(Data entries)
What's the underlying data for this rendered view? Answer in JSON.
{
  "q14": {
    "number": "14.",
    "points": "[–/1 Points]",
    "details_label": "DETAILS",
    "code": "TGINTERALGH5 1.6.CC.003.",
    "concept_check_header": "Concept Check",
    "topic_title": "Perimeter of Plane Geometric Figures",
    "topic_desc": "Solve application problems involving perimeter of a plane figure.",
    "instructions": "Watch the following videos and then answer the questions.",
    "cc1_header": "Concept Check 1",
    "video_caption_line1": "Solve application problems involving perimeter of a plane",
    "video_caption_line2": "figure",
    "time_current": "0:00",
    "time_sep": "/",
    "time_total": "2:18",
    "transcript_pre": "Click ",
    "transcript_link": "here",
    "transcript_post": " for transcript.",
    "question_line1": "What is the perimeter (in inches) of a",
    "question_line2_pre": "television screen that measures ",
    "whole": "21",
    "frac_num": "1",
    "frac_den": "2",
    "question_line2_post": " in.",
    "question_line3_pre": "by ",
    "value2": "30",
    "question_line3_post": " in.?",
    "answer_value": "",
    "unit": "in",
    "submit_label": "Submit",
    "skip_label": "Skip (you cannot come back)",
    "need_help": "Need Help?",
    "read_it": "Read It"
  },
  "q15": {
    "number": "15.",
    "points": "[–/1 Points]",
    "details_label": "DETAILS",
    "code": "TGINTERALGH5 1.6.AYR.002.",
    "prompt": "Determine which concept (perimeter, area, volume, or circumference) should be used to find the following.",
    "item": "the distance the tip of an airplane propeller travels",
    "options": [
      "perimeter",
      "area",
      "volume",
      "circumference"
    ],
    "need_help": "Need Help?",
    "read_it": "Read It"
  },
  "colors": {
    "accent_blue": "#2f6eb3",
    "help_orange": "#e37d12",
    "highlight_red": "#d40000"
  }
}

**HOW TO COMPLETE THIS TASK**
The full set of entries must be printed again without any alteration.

**ANSWER FOR THIS EXERCISE**
What's the underlying data for this rendered view? Answer in JSON.
{
  "q14": {
    "number": "14.",
    "points": "[–/1 Points]",
    "details_label": "DETAILS",
    "code": "TGINTERALGH5 1.6.CC.003.",
    "concept_check_header": "Concept Check",
    "topic_title": "Perimeter of Plane Geometric Figures",
    "topic_desc": "Solve application problems involving perimeter of a plane figure.",
    "instructions": "Watch the following videos and then answer the questions.",
    "cc1_header": "Concept Check 1",
    "video_caption_line1": "Solve application problems involving perimeter of a plane",
    "video_caption_line2": "figure",
    "time_current": "0:00",
    "time_sep": "/",
    "time_total": "2:18",
    "transcript_pre": "Click ",
    "transcript_link": "here",
    "transcript_post": " for transcript.",
    "question_line1": "What is the perimeter (in inches) of a",
    "question_line2_pre": "television screen that measures ",
    "whole": "21",
    "frac_num": "1",
    "frac_den": "2",
    "question_line2_post": " in.",
    "question_line3_pre": "by ",
    "value2": "30",
    "question_line3_post": " in.?",
    "answer_value": "",
    "unit": "in",
    "submit_label": "Submit",
    "skip_label": "Skip (you cannot come back)",
    "need_help": "Need Help?",
    "read_it": "Read It"
  },
  "q15": {
    "number": "15.",
    "points": "[–/1 Points]",
    "details_label": "DETAILS",
    "code": "TGINTERALGH5 1.6.AYR.002.",
    "prompt": "Determine which concept (perimeter, area, volume, or circumference) should be used to find the following.",
    "item": "the distance the tip of an airplane propeller travels",
    "options": [
      "perimeter",
      "area",
      "volume",
      "circumference"
    ],
    "need_help": "Need Help?",
    "read_it": "Read It"
  },
  "colors": {
    "accent_blue": "#2f6eb3",
    "help_orange": "#e37d12",
    "highlight_red": "#d40000"
  }
}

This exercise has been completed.